*** RECORDS FOR THIS TASK Section Begins ***
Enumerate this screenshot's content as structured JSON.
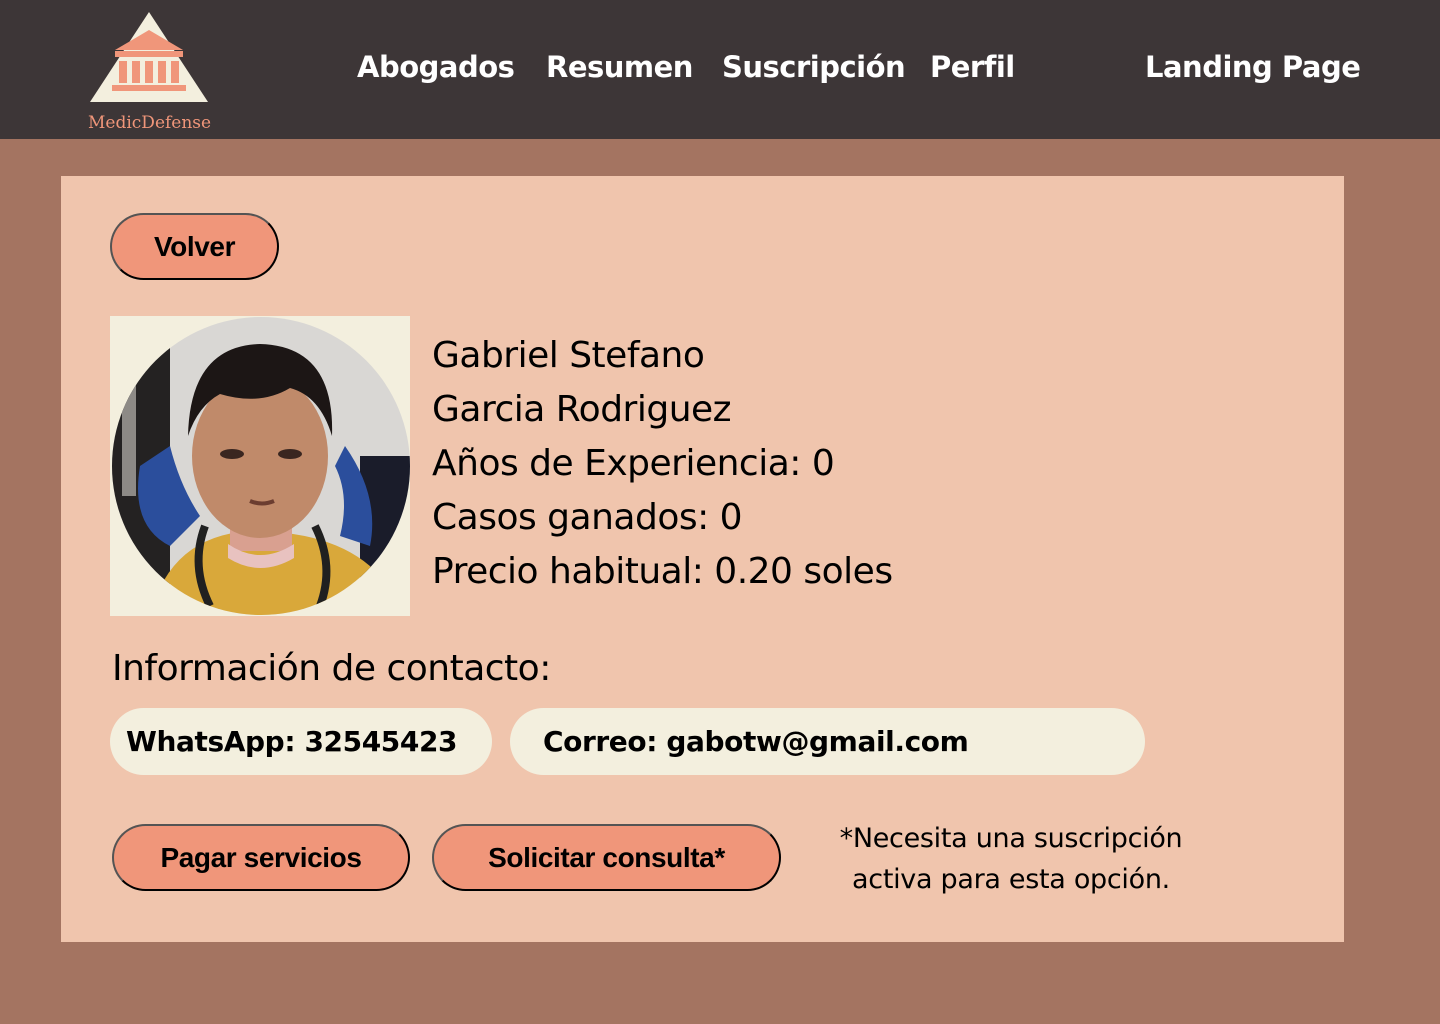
{
  "brand": {
    "name": "MedicDefense",
    "icon": "courthouse-icon",
    "colors": {
      "accent": "#f0967a",
      "badge": "#f3efde",
      "header": "#3d3637"
    }
  },
  "nav": {
    "abogados": "Abogados",
    "resumen": "Resumen",
    "suscripcion": "Suscripción",
    "perfil": "Perfil",
    "landing": "Landing Page"
  },
  "page": {
    "back_label": "Volver",
    "profile": {
      "first_names": "Gabriel Stefano",
      "last_names": "Garcia Rodriguez",
      "experience": "Años de Experiencia: 0",
      "cases_won": "Casos ganados: 0",
      "price": "Precio habitual: 0.20 soles"
    },
    "contact": {
      "title": "Información de contacto:",
      "whatsapp": "WhatsApp: 32545423",
      "email": "Correo: gabotw@gmail.com"
    },
    "actions": {
      "pay": "Pagar servicios",
      "consult": "Solicitar consulta*"
    },
    "note_line1": "*Necesita una suscripción",
    "note_line2": "activa para esta opción."
  }
}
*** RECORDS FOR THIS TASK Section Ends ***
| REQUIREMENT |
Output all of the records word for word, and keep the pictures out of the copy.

| RESPONSE BOX |
Enumerate this screenshot's content as structured JSON.
{
  "brand": {
    "name": "MedicDefense",
    "icon": "courthouse-icon",
    "colors": {
      "accent": "#f0967a",
      "badge": "#f3efde",
      "header": "#3d3637"
    }
  },
  "nav": {
    "abogados": "Abogados",
    "resumen": "Resumen",
    "suscripcion": "Suscripción",
    "perfil": "Perfil",
    "landing": "Landing Page"
  },
  "page": {
    "back_label": "Volver",
    "profile": {
      "first_names": "Gabriel Stefano",
      "last_names": "Garcia Rodriguez",
      "experience": "Años de Experiencia: 0",
      "cases_won": "Casos ganados: 0",
      "price": "Precio habitual: 0.20 soles"
    },
    "contact": {
      "title": "Información de contacto:",
      "whatsapp": "WhatsApp: 32545423",
      "email": "Correo: gabotw@gmail.com"
    },
    "actions": {
      "pay": "Pagar servicios",
      "consult": "Solicitar consulta*"
    },
    "note_line1": "*Necesita una suscripción",
    "note_line2": "activa para esta opción."
  }
}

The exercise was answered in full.